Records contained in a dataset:
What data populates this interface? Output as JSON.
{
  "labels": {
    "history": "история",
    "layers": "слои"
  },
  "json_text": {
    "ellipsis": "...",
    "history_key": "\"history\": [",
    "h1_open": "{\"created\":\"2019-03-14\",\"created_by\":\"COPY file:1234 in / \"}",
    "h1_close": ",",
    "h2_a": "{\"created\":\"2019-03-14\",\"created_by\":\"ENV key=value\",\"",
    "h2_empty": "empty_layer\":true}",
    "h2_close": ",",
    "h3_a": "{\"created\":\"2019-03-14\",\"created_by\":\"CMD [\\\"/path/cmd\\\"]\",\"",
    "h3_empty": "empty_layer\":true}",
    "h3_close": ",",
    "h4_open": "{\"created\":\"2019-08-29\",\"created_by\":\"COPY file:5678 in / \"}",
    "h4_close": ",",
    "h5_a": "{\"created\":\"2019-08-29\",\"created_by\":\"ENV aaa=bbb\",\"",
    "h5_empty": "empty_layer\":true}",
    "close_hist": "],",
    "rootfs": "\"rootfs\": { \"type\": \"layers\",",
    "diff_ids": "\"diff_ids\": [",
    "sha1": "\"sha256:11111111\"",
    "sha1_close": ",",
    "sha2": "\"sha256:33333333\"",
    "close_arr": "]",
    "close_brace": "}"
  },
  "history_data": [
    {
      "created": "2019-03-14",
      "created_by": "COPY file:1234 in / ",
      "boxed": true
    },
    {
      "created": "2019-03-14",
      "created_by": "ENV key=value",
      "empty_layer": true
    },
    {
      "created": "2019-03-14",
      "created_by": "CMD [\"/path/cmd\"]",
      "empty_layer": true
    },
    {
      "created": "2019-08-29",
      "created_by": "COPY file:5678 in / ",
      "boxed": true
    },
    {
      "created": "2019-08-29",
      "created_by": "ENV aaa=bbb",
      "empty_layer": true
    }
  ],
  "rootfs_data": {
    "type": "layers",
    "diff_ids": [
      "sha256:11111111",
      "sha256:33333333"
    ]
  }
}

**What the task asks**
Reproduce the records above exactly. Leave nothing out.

**Response for this exercise**
What data populates this interface? Output as JSON.
{
  "labels": {
    "history": "история",
    "layers": "слои"
  },
  "json_text": {
    "ellipsis": "...",
    "history_key": "\"history\": [",
    "h1_open": "{\"created\":\"2019-03-14\",\"created_by\":\"COPY file:1234 in / \"}",
    "h1_close": ",",
    "h2_a": "{\"created\":\"2019-03-14\",\"created_by\":\"ENV key=value\",\"",
    "h2_empty": "empty_layer\":true}",
    "h2_close": ",",
    "h3_a": "{\"created\":\"2019-03-14\",\"created_by\":\"CMD [\\\"/path/cmd\\\"]\",\"",
    "h3_empty": "empty_layer\":true}",
    "h3_close": ",",
    "h4_open": "{\"created\":\"2019-08-29\",\"created_by\":\"COPY file:5678 in / \"}",
    "h4_close": ",",
    "h5_a": "{\"created\":\"2019-08-29\",\"created_by\":\"ENV aaa=bbb\",\"",
    "h5_empty": "empty_layer\":true}",
    "close_hist": "],",
    "rootfs": "\"rootfs\": { \"type\": \"layers\",",
    "diff_ids": "\"diff_ids\": [",
    "sha1": "\"sha256:11111111\"",
    "sha1_close": ",",
    "sha2": "\"sha256:33333333\"",
    "close_arr": "]",
    "close_brace": "}"
  },
  "history_data": [
    {
      "created": "2019-03-14",
      "created_by": "COPY file:1234 in / ",
      "boxed": true
    },
    {
      "created": "2019-03-14",
      "created_by": "ENV key=value",
      "empty_layer": true
    },
    {
      "created": "2019-03-14",
      "created_by": "CMD [\"/path/cmd\"]",
      "empty_layer": true
    },
    {
      "created": "2019-08-29",
      "created_by": "COPY file:5678 in / ",
      "boxed": true
    },
    {
      "created": "2019-08-29",
      "created_by": "ENV aaa=bbb",
      "empty_layer": true
    }
  ],
  "rootfs_data": {
    "type": "layers",
    "diff_ids": [
      "sha256:11111111",
      "sha256:33333333"
    ]
  }
}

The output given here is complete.